[Data records for software interfaces]
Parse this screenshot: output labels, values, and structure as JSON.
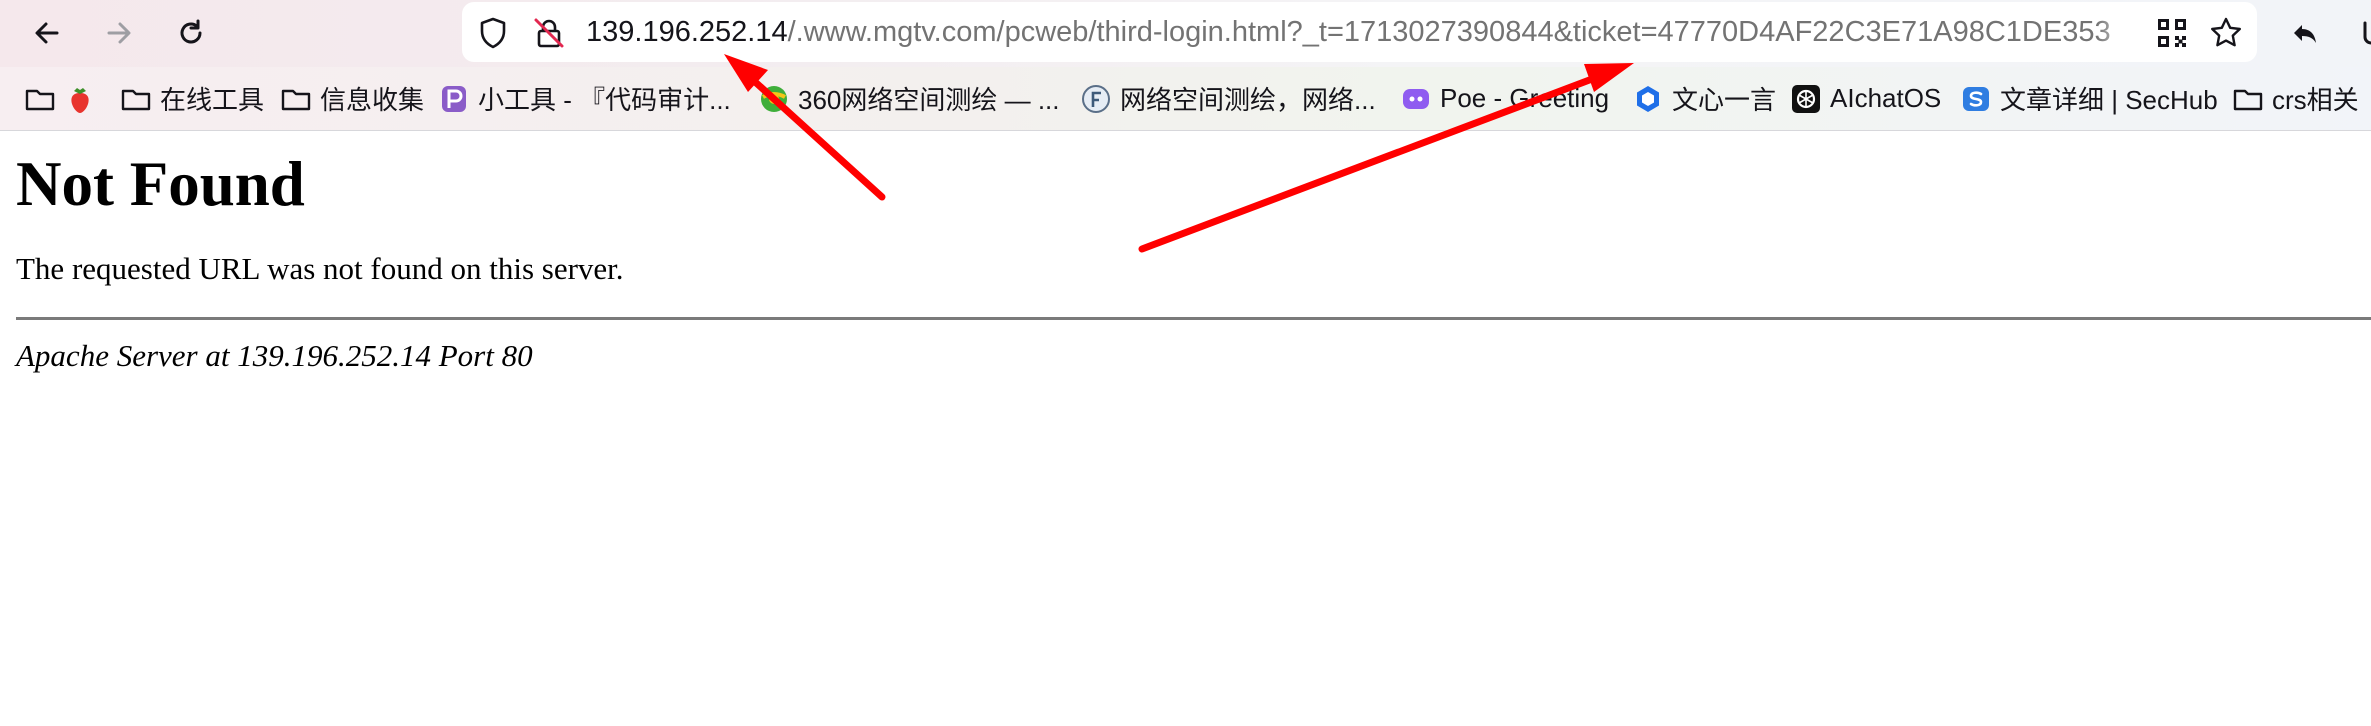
{
  "browser": {
    "url_host": "139.196.252.14",
    "url_rest": "/.www.mgtv.com/pcweb/third-login.html?_t=1713027390844&ticket=47770D4AF22C3E71A98C1DE353",
    "icons": {
      "back": "arrow-left-icon",
      "forward": "arrow-right-icon",
      "reload": "reload-icon",
      "tracking": "shield-icon",
      "insecure": "insecure-lock-icon",
      "qr": "qr-code-icon",
      "bookmark": "star-icon",
      "share": "reply-icon"
    }
  },
  "bookmarks": [
    {
      "label": "",
      "icon": "folder-icon"
    },
    {
      "label": "在线工具",
      "icon": "folder-icon"
    },
    {
      "label": "信息收集",
      "icon": "folder-icon"
    },
    {
      "label": "小工具 - 『代码审计...",
      "icon": "purple-p-icon"
    },
    {
      "label": "360网络空间测绘 — ...",
      "icon": "globe-360-icon"
    },
    {
      "label": "网络空间测绘，网络...",
      "icon": "fofa-icon"
    },
    {
      "label": "Poe - Greeting",
      "icon": "poe-icon"
    },
    {
      "label": "文心一言",
      "icon": "wenxin-icon"
    },
    {
      "label": "AIchatOS",
      "icon": "openai-icon"
    },
    {
      "label": "文章详细 | SecHub",
      "icon": "sechub-icon"
    },
    {
      "label": "crs相关",
      "icon": "folder-icon"
    }
  ],
  "page": {
    "heading": "Not Found",
    "message": "The requested URL was not found on this server.",
    "footer": "Apache Server at 139.196.252.14 Port 80"
  },
  "annotations": {
    "arrow_color": "#ff0000"
  }
}
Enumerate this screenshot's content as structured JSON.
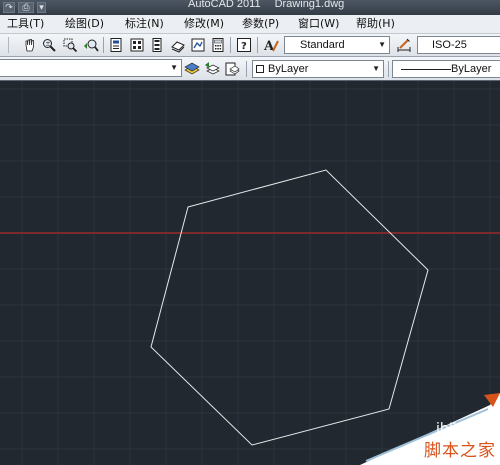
{
  "window": {
    "app_title": "AutoCAD 2011",
    "document_title": "Drawing1.dwg"
  },
  "menubar": {
    "items": [
      "工具(T)",
      "绘图(D)",
      "标注(N)",
      "修改(M)",
      "参数(P)",
      "窗口(W)",
      "帮助(H)"
    ]
  },
  "toolbar": {
    "text_style": "Standard",
    "dim_style": "ISO-25",
    "color": "ByLayer",
    "linetype": "ByLayer"
  },
  "watermark": {
    "url": "jb51.net",
    "name": "脚本之家"
  },
  "colors": {
    "canvas_bg": "#212830",
    "grid_line": "#2c3440",
    "crosshair": "#9b2a2a",
    "hexagon_stroke": "#e8e8e8",
    "watermark_accent": "#d8531c"
  }
}
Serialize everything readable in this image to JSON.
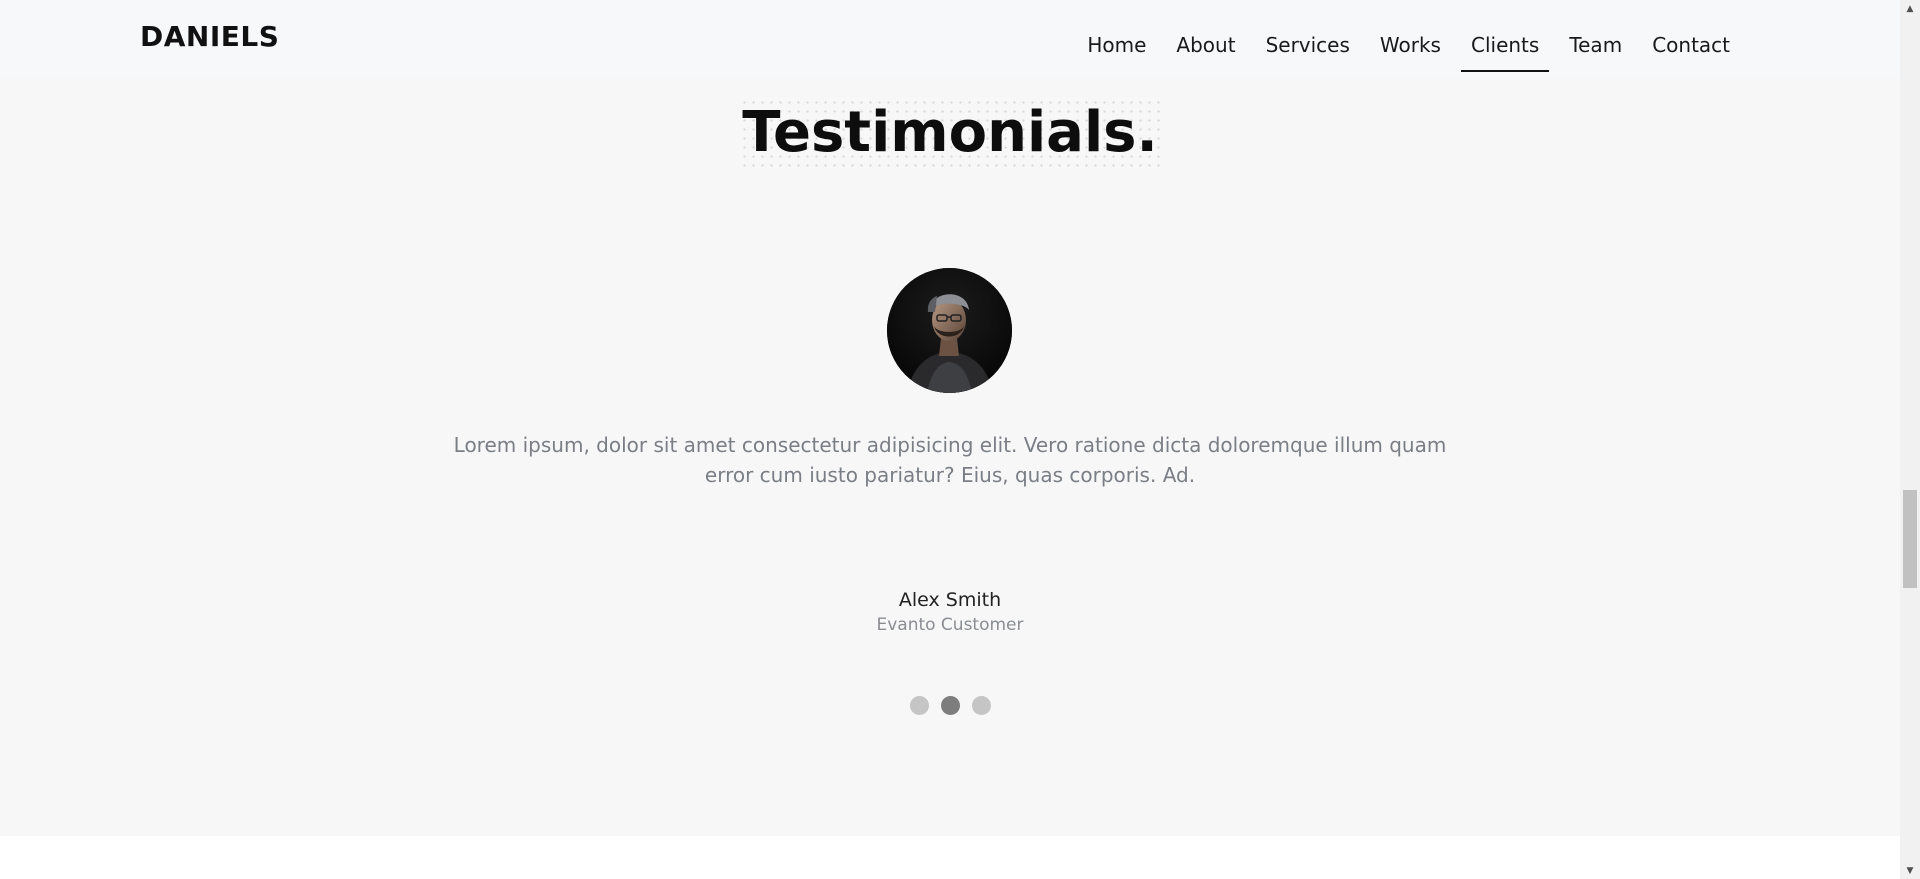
{
  "header": {
    "brand": "DANIELS",
    "nav": [
      {
        "label": "Home",
        "active": false
      },
      {
        "label": "About",
        "active": false
      },
      {
        "label": "Services",
        "active": false
      },
      {
        "label": "Works",
        "active": false
      },
      {
        "label": "Clients",
        "active": true
      },
      {
        "label": "Team",
        "active": false
      },
      {
        "label": "Contact",
        "active": false
      }
    ]
  },
  "testimonials": {
    "title": "Testimonials.",
    "quote": "Lorem ipsum, dolor sit amet consectetur adipisicing elit. Vero ratione dicta doloremque illum quam error cum iusto pariatur? Eius, quas corporis. Ad.",
    "author_name": "Alex Smith",
    "author_role": "Evanto Customer",
    "slides_total": 3,
    "active_slide": 2
  },
  "colors": {
    "accent": "#111111",
    "section_bg": "#f7f7f7",
    "quote_text": "#7a7e85",
    "dot_inactive": "#c5c5c5",
    "dot_active": "#7d7d7d"
  },
  "icons": {
    "scroll_up": "▲",
    "scroll_down": "▼"
  }
}
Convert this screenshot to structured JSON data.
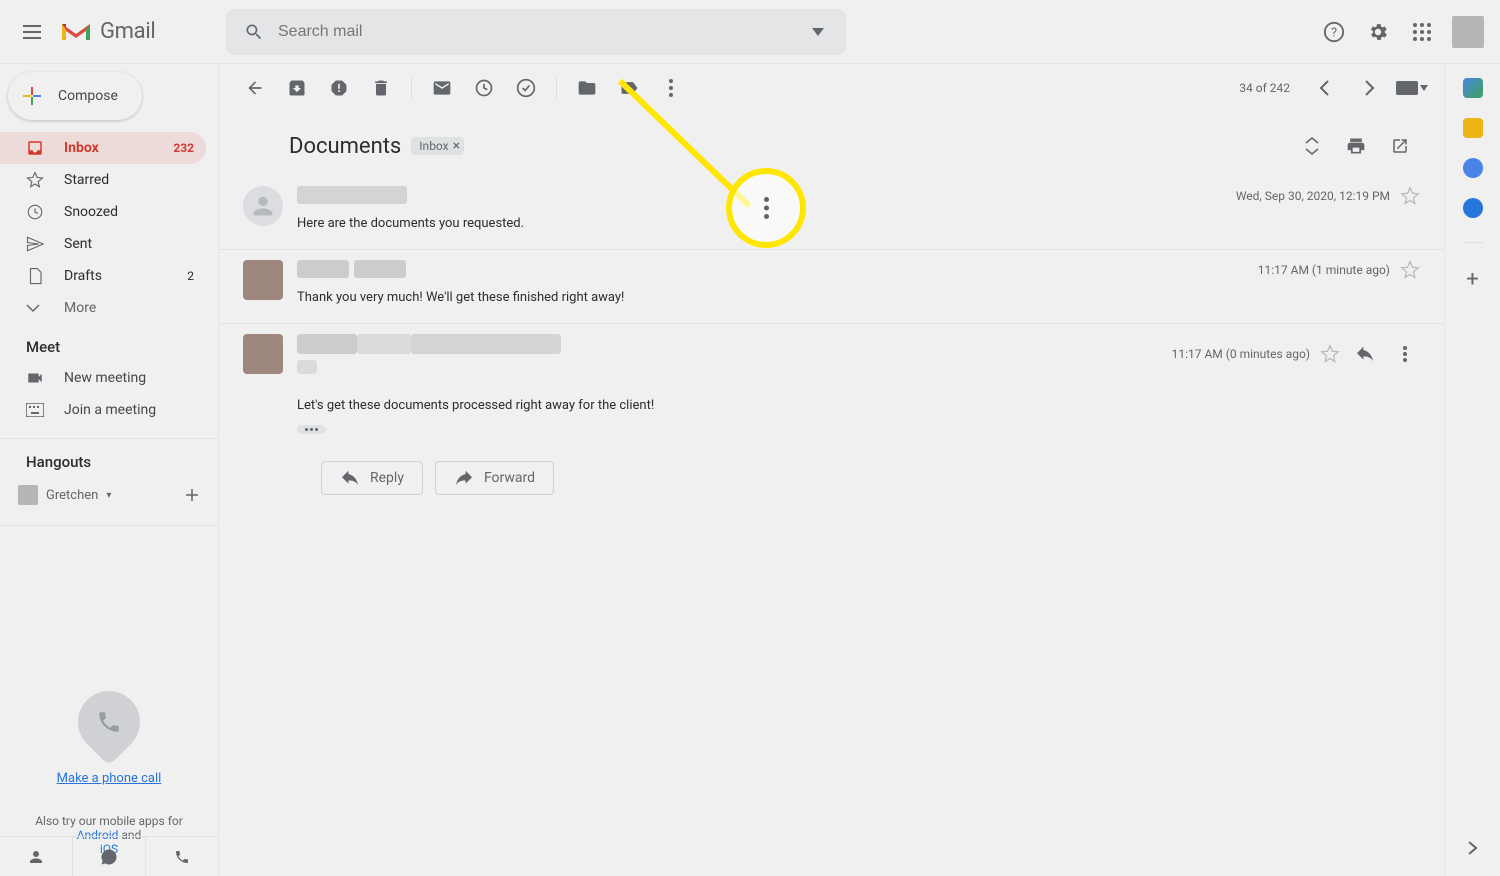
{
  "app": {
    "name": "Gmail"
  },
  "search": {
    "placeholder": "Search mail"
  },
  "compose": {
    "label": "Compose"
  },
  "nav": {
    "inbox": {
      "label": "Inbox",
      "count": "232"
    },
    "starred": {
      "label": "Starred"
    },
    "snoozed": {
      "label": "Snoozed"
    },
    "sent": {
      "label": "Sent"
    },
    "drafts": {
      "label": "Drafts",
      "count": "2"
    },
    "more": {
      "label": "More"
    }
  },
  "meet": {
    "header": "Meet",
    "new_meeting": "New meeting",
    "join_meeting": "Join a meeting"
  },
  "hangouts": {
    "header": "Hangouts",
    "user": "Gretchen"
  },
  "phone": {
    "link": "Make a phone call",
    "try_prefix": "Also try our mobile apps for ",
    "android": "Android",
    "and": " and ",
    "ios": "iOS"
  },
  "toolbar": {
    "counter_pos": "34",
    "counter_of": "of",
    "counter_total": "242"
  },
  "subject": {
    "title": "Documents",
    "chip_label": "Inbox"
  },
  "messages": {
    "m1": {
      "body": "Here are the documents you requested.",
      "time": "Wed, Sep 30, 2020, 12:19 PM"
    },
    "m2": {
      "body": "Thank you very much! We'll get these finished right away!",
      "time": "11:17 AM (1 minute ago)"
    },
    "m3": {
      "body": "Let's get these documents processed right away for the client!",
      "time": "11:17 AM (0 minutes ago)"
    }
  },
  "actions": {
    "reply": "Reply",
    "forward": "Forward"
  }
}
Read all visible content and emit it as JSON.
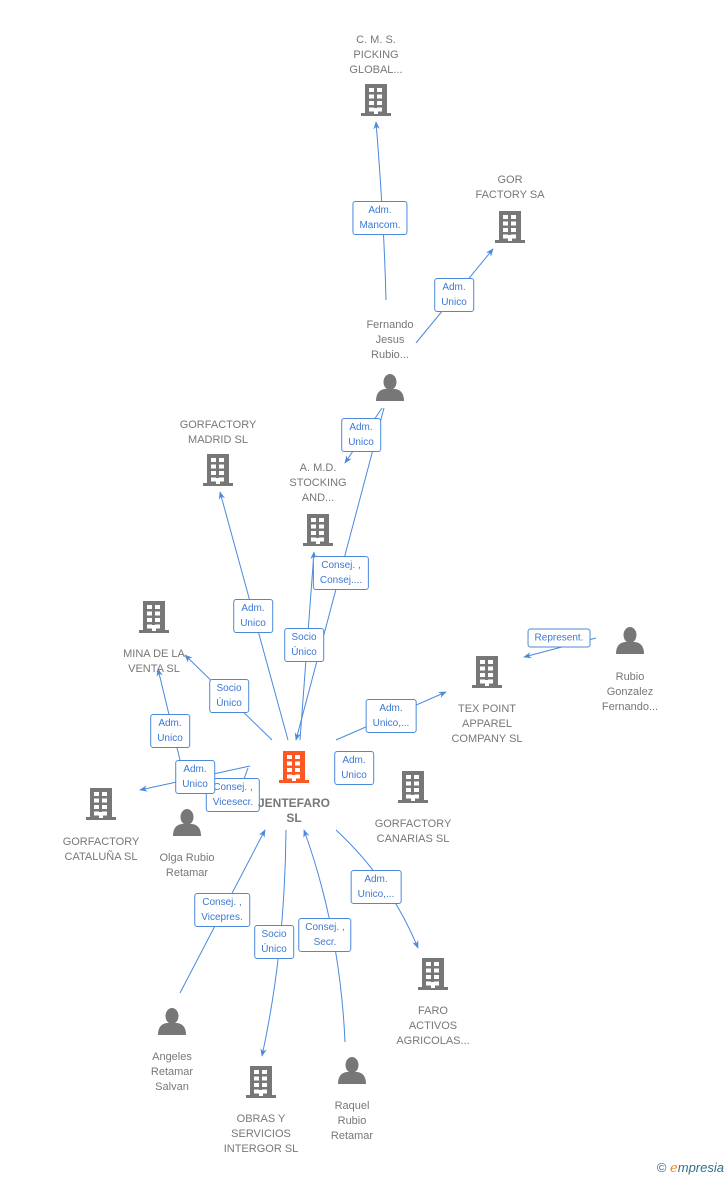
{
  "colors": {
    "edge": "#4a89dc",
    "node": "#777777",
    "center": "#ff5722"
  },
  "nodes": [
    {
      "label": "JENTEFARO\nSL",
      "type": "company",
      "icon": "building-icon",
      "center": true
    },
    {
      "label": "C.  M. S.\nPICKING\nGLOBAL...",
      "type": "company",
      "icon": "building-icon"
    },
    {
      "label": "GOR\nFACTORY SA",
      "type": "company",
      "icon": "building-icon"
    },
    {
      "label": "Fernando\nJesus\nRubio...",
      "type": "person",
      "icon": "person-icon"
    },
    {
      "label": "GORFACTORY\nMADRID  SL",
      "type": "company",
      "icon": "building-icon"
    },
    {
      "label": "A. M.D.\nSTOCKING\nAND...",
      "type": "company",
      "icon": "building-icon"
    },
    {
      "label": "MINA DE LA\nVENTA SL",
      "type": "company",
      "icon": "building-icon"
    },
    {
      "label": "TEX POINT\nAPPAREL\nCOMPANY  SL",
      "type": "company",
      "icon": "building-icon"
    },
    {
      "label": "Rubio\nGonzalez\nFernando...",
      "type": "person",
      "icon": "person-icon"
    },
    {
      "label": "GORFACTORY\nCATALUÑA  SL",
      "type": "company",
      "icon": "building-icon"
    },
    {
      "label": "Olga Rubio\nRetamar",
      "type": "person",
      "icon": "person-icon"
    },
    {
      "label": "GORFACTORY\nCANARIAS  SL",
      "type": "company",
      "icon": "building-icon"
    },
    {
      "label": "FARO\nACTIVOS\nAGRICOLAS...",
      "type": "company",
      "icon": "building-icon"
    },
    {
      "label": "Angeles\nRetamar\nSalvan",
      "type": "person",
      "icon": "person-icon"
    },
    {
      "label": "OBRAS Y\nSERVICIOS\nINTERGOR  SL",
      "type": "company",
      "icon": "building-icon"
    },
    {
      "label": "Raquel\nRubio\nRetamar",
      "type": "person",
      "icon": "person-icon"
    }
  ],
  "edges": [
    {
      "label": "Adm.\nMancom."
    },
    {
      "label": "Adm.\nUnico"
    },
    {
      "label": "Adm.\nUnico"
    },
    {
      "label": "Consej. ,\nConsej...."
    },
    {
      "label": "Adm.\nUnico"
    },
    {
      "label": "Socio\nÚnico"
    },
    {
      "label": "Socio\nÚnico"
    },
    {
      "label": "Adm.\nUnico"
    },
    {
      "label": "Consej. ,\nVicesecr."
    },
    {
      "label": "Adm.\nUnico"
    },
    {
      "label": "Adm.\nUnico,..."
    },
    {
      "label": "Represent."
    },
    {
      "label": "Adm.\nUnico"
    },
    {
      "label": "Adm.\nUnico,..."
    },
    {
      "label": "Consej. ,\nVicepres."
    },
    {
      "label": "Socio\nÚnico"
    },
    {
      "label": "Consej. ,\nSecr."
    }
  ],
  "footer": {
    "copyright": "©",
    "brand_e": "e",
    "brand_rest": "mpresia"
  }
}
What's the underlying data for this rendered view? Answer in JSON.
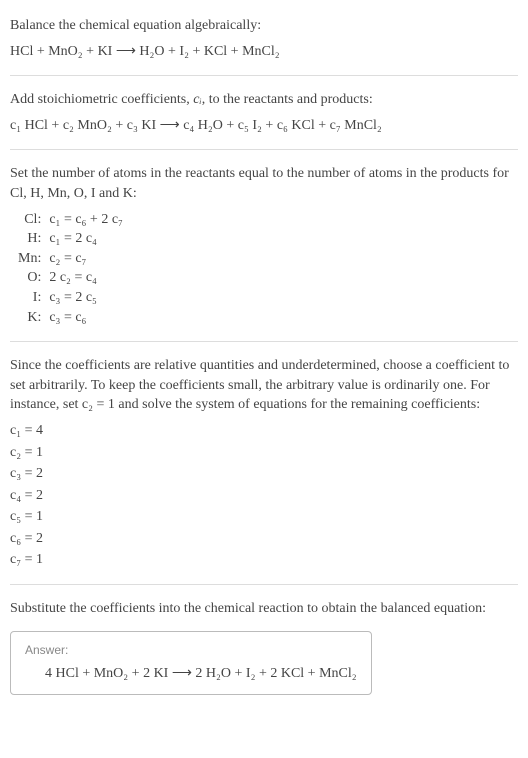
{
  "intro1": "Balance the chemical equation algebraically:",
  "eq1": "HCl + MnO₂ + KI ⟶ H₂O + I₂ + KCl + MnCl₂",
  "step2a": "Add stoichiometric coefficients, ",
  "step2var": "cᵢ",
  "step2b": ", to the reactants and products:",
  "eq2": "c₁ HCl + c₂ MnO₂ + c₃ KI ⟶ c₄ H₂O + c₅ I₂ + c₆ KCl + c₇ MnCl₂",
  "step3": "Set the number of atoms in the reactants equal to the number of atoms in the products for Cl, H, Mn, O, I and K:",
  "atoms": [
    {
      "el": "Cl:",
      "eq": "c₁ = c₆ + 2 c₇"
    },
    {
      "el": "H:",
      "eq": "c₁ = 2 c₄"
    },
    {
      "el": "Mn:",
      "eq": "c₂ = c₇"
    },
    {
      "el": "O:",
      "eq": "2 c₂ = c₄"
    },
    {
      "el": "I:",
      "eq": "c₃ = 2 c₅"
    },
    {
      "el": "K:",
      "eq": "c₃ = c₆"
    }
  ],
  "step4": "Since the coefficients are relative quantities and underdetermined, choose a coefficient to set arbitrarily. To keep the coefficients small, the arbitrary value is ordinarily one. For instance, set c₂ = 1 and solve the system of equations for the remaining coefficients:",
  "solutions": [
    "c₁ = 4",
    "c₂ = 1",
    "c₃ = 2",
    "c₄ = 2",
    "c₅ = 1",
    "c₆ = 2",
    "c₇ = 1"
  ],
  "step5": "Substitute the coefficients into the chemical reaction to obtain the balanced equation:",
  "answer_label": "Answer:",
  "answer_eq": "4 HCl + MnO₂ + 2 KI ⟶ 2 H₂O + I₂ + 2 KCl + MnCl₂",
  "chart_data": {
    "type": "table",
    "title": "Balancing HCl + MnO2 + KI → H2O + I2 + KCl + MnCl2",
    "atom_balance": {
      "Cl": "c1 = c6 + 2 c7",
      "H": "c1 = 2 c4",
      "Mn": "c2 = c7",
      "O": "2 c2 = c4",
      "I": "c3 = 2 c5",
      "K": "c3 = c6"
    },
    "solution": {
      "c1": 4,
      "c2": 1,
      "c3": 2,
      "c4": 2,
      "c5": 1,
      "c6": 2,
      "c7": 1
    },
    "balanced_equation": "4 HCl + MnO2 + 2 KI → 2 H2O + I2 + 2 KCl + MnCl2"
  }
}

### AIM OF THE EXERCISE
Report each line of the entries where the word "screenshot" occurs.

### WORKED SOLUTION
Parse this screenshot: output labels, values, and structure as JSON.
Enumerate this screenshot's content as structured JSON.
Convert this screenshot to structured JSON data.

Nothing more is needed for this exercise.